= Exercise aim =
Your copy should repeat each record below exactly and contain no images.

============================================================

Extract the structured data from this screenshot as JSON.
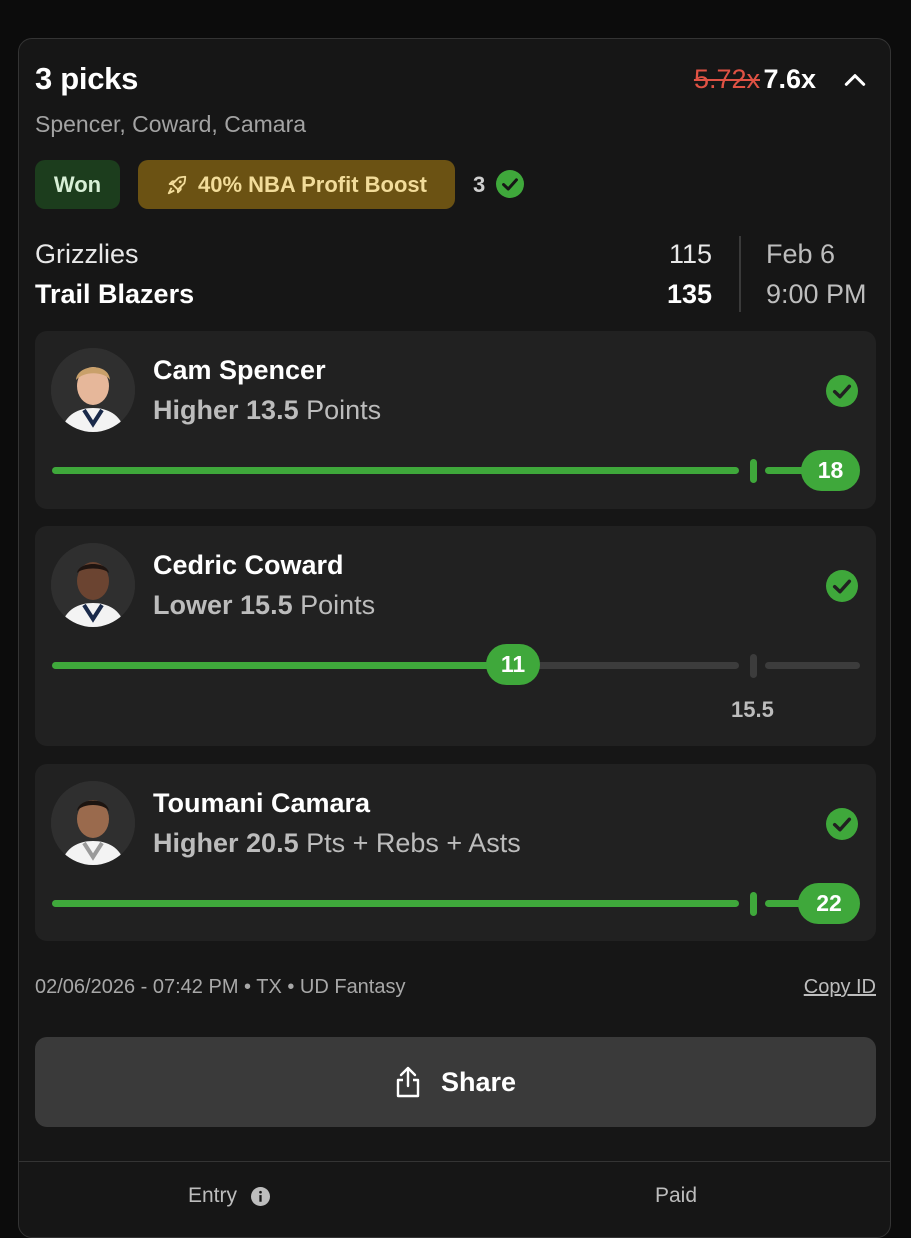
{
  "entry": {
    "title": "3 picks",
    "old_multiplier": "5.72x",
    "new_multiplier": "7.6x",
    "players_summary": "Spencer, Coward, Camara",
    "status_badge": "Won",
    "boost_label": "40% NBA Profit Boost",
    "correct_count": "3"
  },
  "game": {
    "team1": "Grizzlies",
    "team1_score": "115",
    "team2": "Trail Blazers",
    "team2_score": "135",
    "date": "Feb 6",
    "time": "9:00 PM"
  },
  "picks": [
    {
      "name": "Cam Spencer",
      "direction": "Higher",
      "line": "13.5",
      "stat": "Points",
      "result": "18",
      "progress_pct": 100
    },
    {
      "name": "Cedric Coward",
      "direction": "Lower",
      "line": "15.5",
      "stat": "Points",
      "result": "11",
      "progress_pct": 71
    },
    {
      "name": "Toumani Camara",
      "direction": "Higher",
      "line": "20.5",
      "stat": "Pts + Rebs + Asts",
      "result": "22",
      "progress_pct": 100
    }
  ],
  "footer": {
    "meta": "02/06/2026 - 07:42 PM • TX • UD Fantasy",
    "copy_id": "Copy ID",
    "share_label": "Share",
    "entry_label": "Entry",
    "paid_label": "Paid"
  },
  "icons": {
    "boost": "rocket-icon",
    "collapse": "chevron-up-icon",
    "result": "check-circle-icon",
    "share": "share-icon",
    "info": "info-icon"
  },
  "colors": {
    "won_green": "#3fa83b",
    "strike_red": "#e05244",
    "boost_gold": "#6b5213"
  }
}
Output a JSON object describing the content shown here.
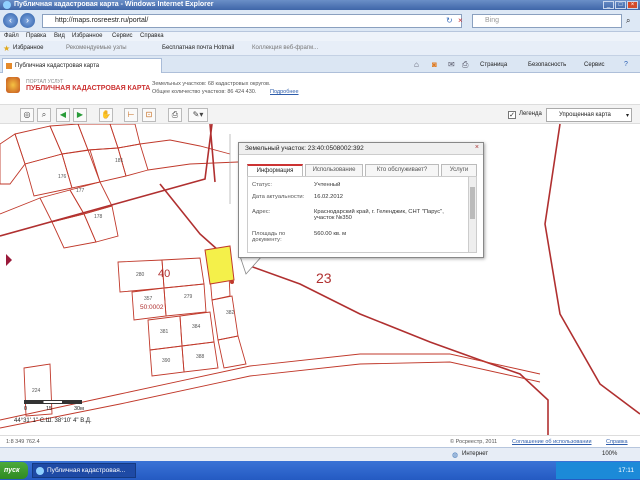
{
  "window": {
    "title": "Публичная кадастровая карта - Windows Internet Explorer"
  },
  "address": {
    "url": "http://maps.rosreestr.ru/portal/",
    "search_placeholder": "Bing"
  },
  "menu": [
    "Файл",
    "Правка",
    "Вид",
    "Избранное",
    "Сервис",
    "Справка"
  ],
  "favorites": {
    "label": "Избранное",
    "items": [
      "Рекомендуемые узлы",
      "Бесплатная почта Hotmail",
      "Коллекция веб-фрагм..."
    ]
  },
  "tab": {
    "label": "Публичная кадастровая карта"
  },
  "tools": [
    "Страница",
    "Безопасность",
    "Сервис"
  ],
  "header": {
    "portal_label": "ПОРТАЛ УСЛУГ",
    "title": "ПУБЛИЧНАЯ КАДАСТРОВАЯ КАРТА",
    "info_line1": "Земельных участков: 68 кадастровых округов.",
    "info_line2": "Общее количество участков: 86 424 430.",
    "info_link": "Подробнее"
  },
  "map_toolbar": {
    "legend_label": "Легенда",
    "legend_checked": true,
    "map_select": "Упрощенная карта"
  },
  "map": {
    "labels": [
      "40",
      "23",
      "50:0002"
    ],
    "parcels": [
      "181",
      "176",
      "177",
      "178",
      "280",
      "357",
      "279",
      "381",
      "384",
      "382",
      "390",
      "388",
      "224"
    ],
    "scale": {
      "ticks": [
        "0",
        "15",
        "30м"
      ]
    },
    "coords": "44°31' 1\" С.Ш.  38°10' 4\" В.Д."
  },
  "popup": {
    "title": "Земельный участок: 23:40:0508002:392",
    "tabs": [
      "Информация",
      "Использование",
      "Кто обслуживает?",
      "Услуги"
    ],
    "active_tab": 0,
    "rows": [
      {
        "key": "Статус:",
        "value": "Учтенный"
      },
      {
        "key": "Дата актуальности:",
        "value": "16.02.2012"
      },
      {
        "key": "Адрес:",
        "value": "Краснодарский край, г. Геленджик, СНТ \"Парус\", участок №350"
      },
      {
        "key": "Площадь по документу:",
        "value": "560.00 кв. м"
      }
    ]
  },
  "footer": {
    "scale_text": "1:8 349 762.4",
    "copyright": "© Росреестр, 2011",
    "link1": "Соглашение об использовании",
    "link2": "Справка"
  },
  "status": {
    "zone": "Интернет",
    "zoom": "100%"
  },
  "taskbar": {
    "start": "пуск",
    "task": "Публичная кадастровая...",
    "lang": "RU",
    "time": "17:11"
  },
  "colors": {
    "parcel_line": "#c0392b",
    "boundary_line": "#b03030",
    "selected_parcel": "#f4f04a",
    "title_gradient_top": "#6b8fc7",
    "taskbar": "#245ac2"
  }
}
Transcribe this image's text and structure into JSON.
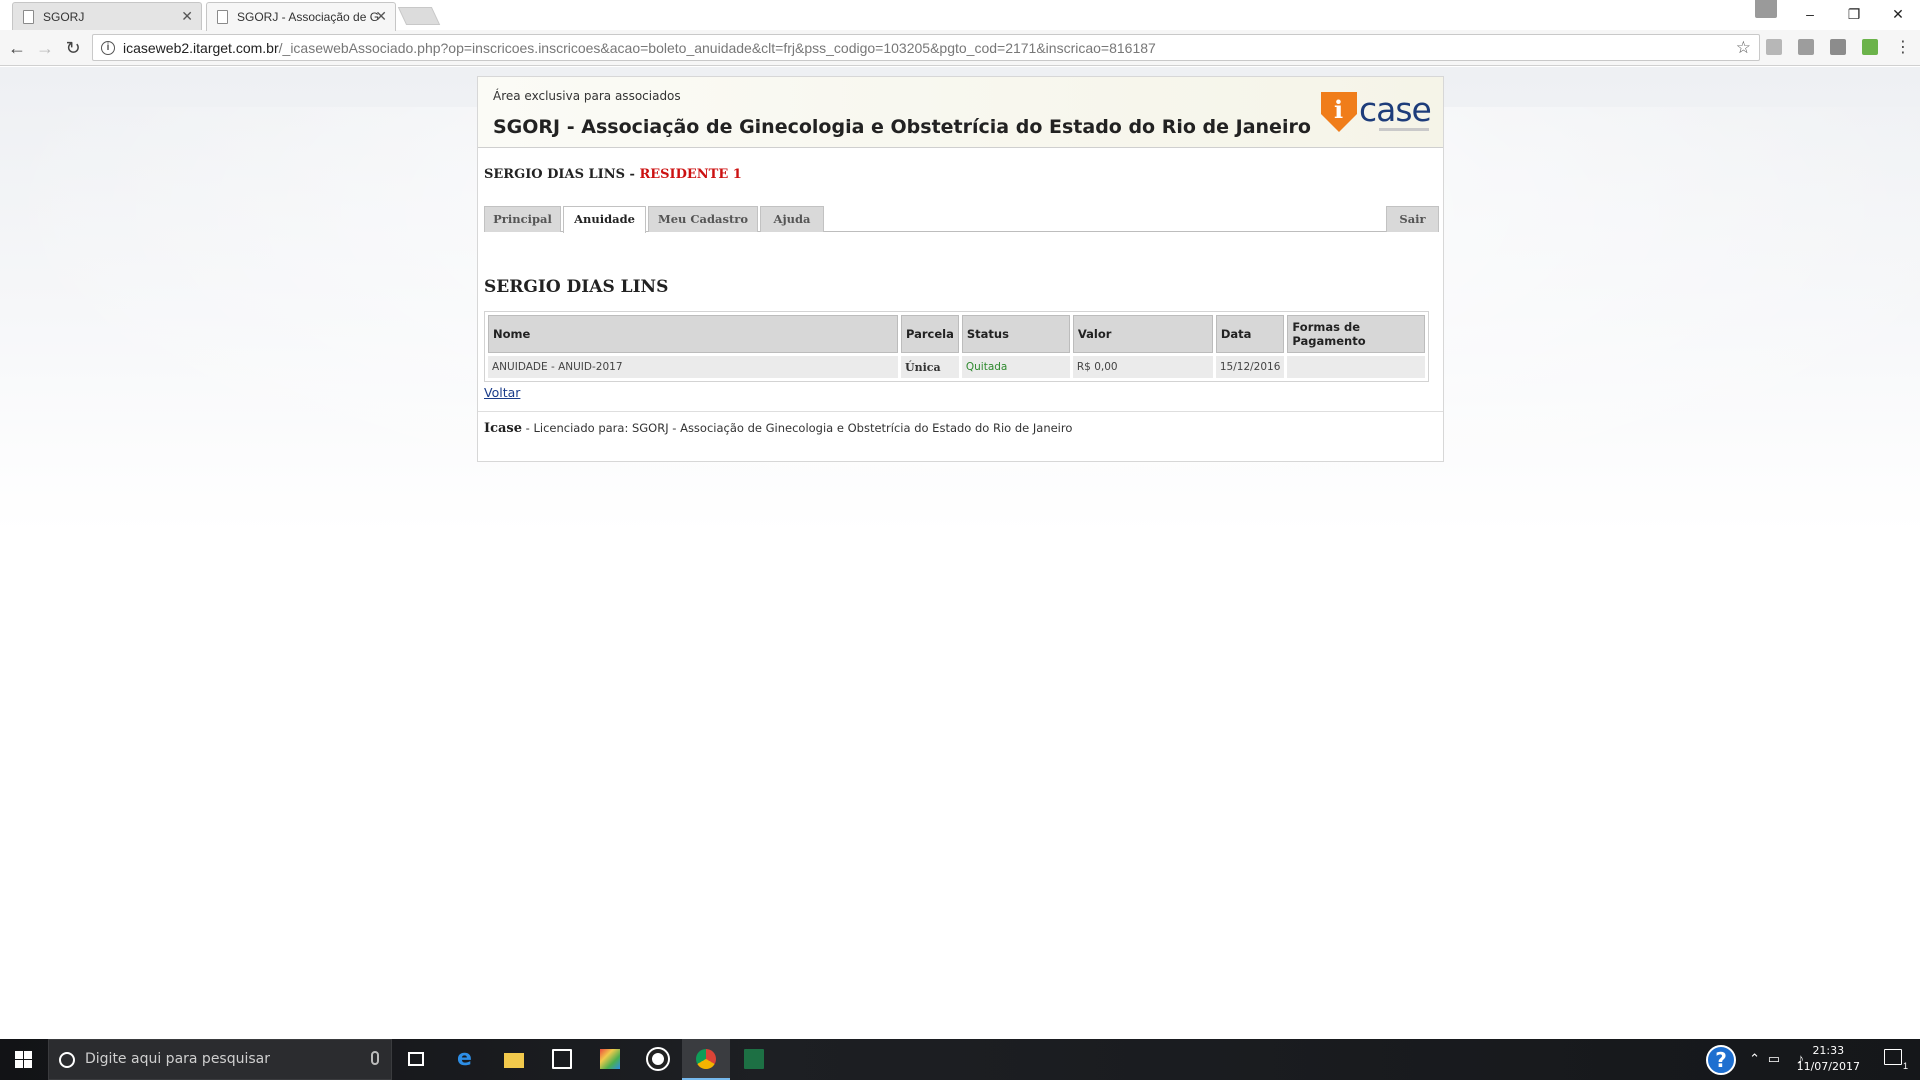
{
  "browser": {
    "tabs": [
      {
        "title": "SGORJ",
        "active": false
      },
      {
        "title": "SGORJ - Associação de G",
        "active": true
      }
    ],
    "url_host": "icaseweb2.itarget.com.br",
    "url_path": "/_icasewebAssociado.php?op=inscricoes.inscricoes&acao=boleto_anuidade&clt=frj&pss_codigo=103205&pgto_cod=2171&inscricao=816187",
    "window_controls": {
      "minimize": "–",
      "restore": "❐",
      "close": "✕"
    }
  },
  "header": {
    "area_label": "Área exclusiva para associados",
    "org_title": "SGORJ - Associação de Ginecologia e Obstetrícia do Estado do Rio de Janeiro",
    "logo_text": "case",
    "logo_mark": "i"
  },
  "user": {
    "name": "SERGIO DIAS LINS",
    "separator": " - ",
    "role": "RESIDENTE 1"
  },
  "nav": {
    "tabs": [
      "Principal",
      "Anuidade",
      "Meu Cadastro",
      "Ajuda"
    ],
    "active": "Anuidade",
    "logout": "Sair"
  },
  "section": {
    "title": "SERGIO DIAS LINS"
  },
  "table": {
    "headers": [
      "Nome",
      "Parcela",
      "Status",
      "Valor",
      "Data",
      "Formas de Pagamento"
    ],
    "rows": [
      [
        "ANUIDADE - ANUID-2017",
        "Única",
        "Quitada",
        "R$ 0,00",
        "15/12/2016",
        ""
      ]
    ]
  },
  "back_link": "Voltar",
  "footer": {
    "brand": "Icase",
    "text": " - Licenciado para: SGORJ - Associação de Ginecologia e Obstetrícia do Estado do Rio de Janeiro"
  },
  "taskbar": {
    "search_placeholder": "Digite aqui para pesquisar",
    "time": "21:33",
    "date": "11/07/2017",
    "notification_count": "1",
    "help_glyph": "?"
  },
  "colors": {
    "role_red": "#cc1111",
    "status_green": "#2f8a2f",
    "logo_orange": "#f07d1a",
    "logo_blue": "#1d3c7a",
    "link_blue": "#1a3c8a"
  }
}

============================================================

= Your response =
Extract the structured data from this screenshot as JSON.
{
  "entry": {
    "title": "3 picks",
    "old_multiplier": "5.72x",
    "new_multiplier": "7.6x",
    "players_summary": "Spencer, Coward, Camara",
    "status_badge": "Won",
    "boost_label": "40% NBA Profit Boost",
    "correct_count": "3"
  },
  "game": {
    "team1": "Grizzlies",
    "team1_score": "115",
    "team2": "Trail Blazers",
    "team2_score": "135",
    "date": "Feb 6",
    "time": "9:00 PM"
  },
  "picks": [
    {
      "name": "Cam Spencer",
      "direction": "Higher",
      "line": "13.5",
      "stat": "Points",
      "result": "18",
      "progress_pct": 100
    },
    {
      "name": "Cedric Coward",
      "direction": "Lower",
      "line": "15.5",
      "stat": "Points",
      "result": "11",
      "progress_pct": 71
    },
    {
      "name": "Toumani Camara",
      "direction": "Higher",
      "line": "20.5",
      "stat": "Pts + Rebs + Asts",
      "result": "22",
      "progress_pct": 100
    }
  ],
  "footer": {
    "meta": "02/06/2026 - 07:42 PM • TX • UD Fantasy",
    "copy_id": "Copy ID",
    "share_label": "Share",
    "entry_label": "Entry",
    "paid_label": "Paid"
  },
  "icons": {
    "boost": "rocket-icon",
    "collapse": "chevron-up-icon",
    "result": "check-circle-icon",
    "share": "share-icon",
    "info": "info-icon"
  },
  "colors": {
    "won_green": "#3fa83b",
    "strike_red": "#e05244",
    "boost_gold": "#6b5213"
  }
}
Output a JSON object describing the content shown here.
{
  "window": {
    "title": "Публичная кадастровая карта - Windows Internet Explorer"
  },
  "address": {
    "url": "http://maps.rosreestr.ru/portal/",
    "search_placeholder": "Bing"
  },
  "menu": [
    "Файл",
    "Правка",
    "Вид",
    "Избранное",
    "Сервис",
    "Справка"
  ],
  "favorites": {
    "label": "Избранное",
    "items": [
      "Рекомендуемые узлы",
      "Бесплатная почта Hotmail",
      "Коллекция веб-фрагм..."
    ]
  },
  "tab": {
    "label": "Публичная кадастровая карта"
  },
  "tools": [
    "Страница",
    "Безопасность",
    "Сервис"
  ],
  "header": {
    "portal_label": "ПОРТАЛ УСЛУГ",
    "title": "ПУБЛИЧНАЯ КАДАСТРОВАЯ КАРТА",
    "info_line1": "Земельных участков: 68 кадастровых округов.",
    "info_line2": "Общее количество участков: 86 424 430.",
    "info_link": "Подробнее"
  },
  "map_toolbar": {
    "legend_label": "Легенда",
    "legend_checked": true,
    "map_select": "Упрощенная карта"
  },
  "map": {
    "labels": [
      "40",
      "23",
      "50:0002"
    ],
    "parcels": [
      "181",
      "176",
      "177",
      "178",
      "280",
      "357",
      "279",
      "381",
      "384",
      "382",
      "390",
      "388",
      "224"
    ],
    "scale": {
      "ticks": [
        "0",
        "15",
        "30м"
      ]
    },
    "coords": "44°31' 1\" С.Ш.  38°10' 4\" В.Д."
  },
  "popup": {
    "title": "Земельный участок: 23:40:0508002:392",
    "tabs": [
      "Информация",
      "Использование",
      "Кто обслуживает?",
      "Услуги"
    ],
    "active_tab": 0,
    "rows": [
      {
        "key": "Статус:",
        "value": "Учтенный"
      },
      {
        "key": "Дата актуальности:",
        "value": "16.02.2012"
      },
      {
        "key": "Адрес:",
        "value": "Краснодарский край, г. Геленджик, СНТ \"Парус\", участок №350"
      },
      {
        "key": "Площадь по документу:",
        "value": "560.00 кв. м"
      }
    ]
  },
  "footer": {
    "scale_text": "1:8 349 762.4",
    "copyright": "© Росреестр, 2011",
    "link1": "Соглашение об использовании",
    "link2": "Справка"
  },
  "status": {
    "zone": "Интернет",
    "zoom": "100%"
  },
  "taskbar": {
    "start": "пуск",
    "task": "Публичная кадастровая...",
    "lang": "RU",
    "time": "17:11"
  },
  "colors": {
    "parcel_line": "#c0392b",
    "boundary_line": "#b03030",
    "selected_parcel": "#f4f04a",
    "title_gradient_top": "#6b8fc7",
    "taskbar": "#245ac2"
  }
}
Transcribe this image's text and structure into JSON.
{
  "browser": {
    "tabs": [
      {
        "title": "SGORJ",
        "active": false
      },
      {
        "title": "SGORJ - Associação de G",
        "active": true
      }
    ],
    "url_host": "icaseweb2.itarget.com.br",
    "url_path": "/_icasewebAssociado.php?op=inscricoes.inscricoes&acao=boleto_anuidade&clt=frj&pss_codigo=103205&pgto_cod=2171&inscricao=816187",
    "window_controls": {
      "minimize": "–",
      "restore": "❐",
      "close": "✕"
    }
  },
  "header": {
    "area_label": "Área exclusiva para associados",
    "org_title": "SGORJ - Associação de Ginecologia e Obstetrícia do Estado do Rio de Janeiro",
    "logo_text": "case",
    "logo_mark": "i"
  },
  "user": {
    "name": "SERGIO DIAS LINS",
    "separator": " - ",
    "role": "RESIDENTE 1"
  },
  "nav": {
    "tabs": [
      "Principal",
      "Anuidade",
      "Meu Cadastro",
      "Ajuda"
    ],
    "active": "Anuidade",
    "logout": "Sair"
  },
  "section": {
    "title": "SERGIO DIAS LINS"
  },
  "table": {
    "headers": [
      "Nome",
      "Parcela",
      "Status",
      "Valor",
      "Data",
      "Formas de Pagamento"
    ],
    "rows": [
      [
        "ANUIDADE - ANUID-2017",
        "Única",
        "Quitada",
        "R$ 0,00",
        "15/12/2016",
        ""
      ]
    ]
  },
  "back_link": "Voltar",
  "footer": {
    "brand": "Icase",
    "text": " - Licenciado para: SGORJ - Associação de Ginecologia e Obstetrícia do Estado do Rio de Janeiro"
  },
  "taskbar": {
    "search_placeholder": "Digite aqui para pesquisar",
    "time": "21:33",
    "date": "11/07/2017",
    "notification_count": "1",
    "help_glyph": "?"
  },
  "colors": {
    "role_red": "#cc1111",
    "status_green": "#2f8a2f",
    "logo_orange": "#f07d1a",
    "logo_blue": "#1d3c7a",
    "link_blue": "#1a3c8a"
  }
}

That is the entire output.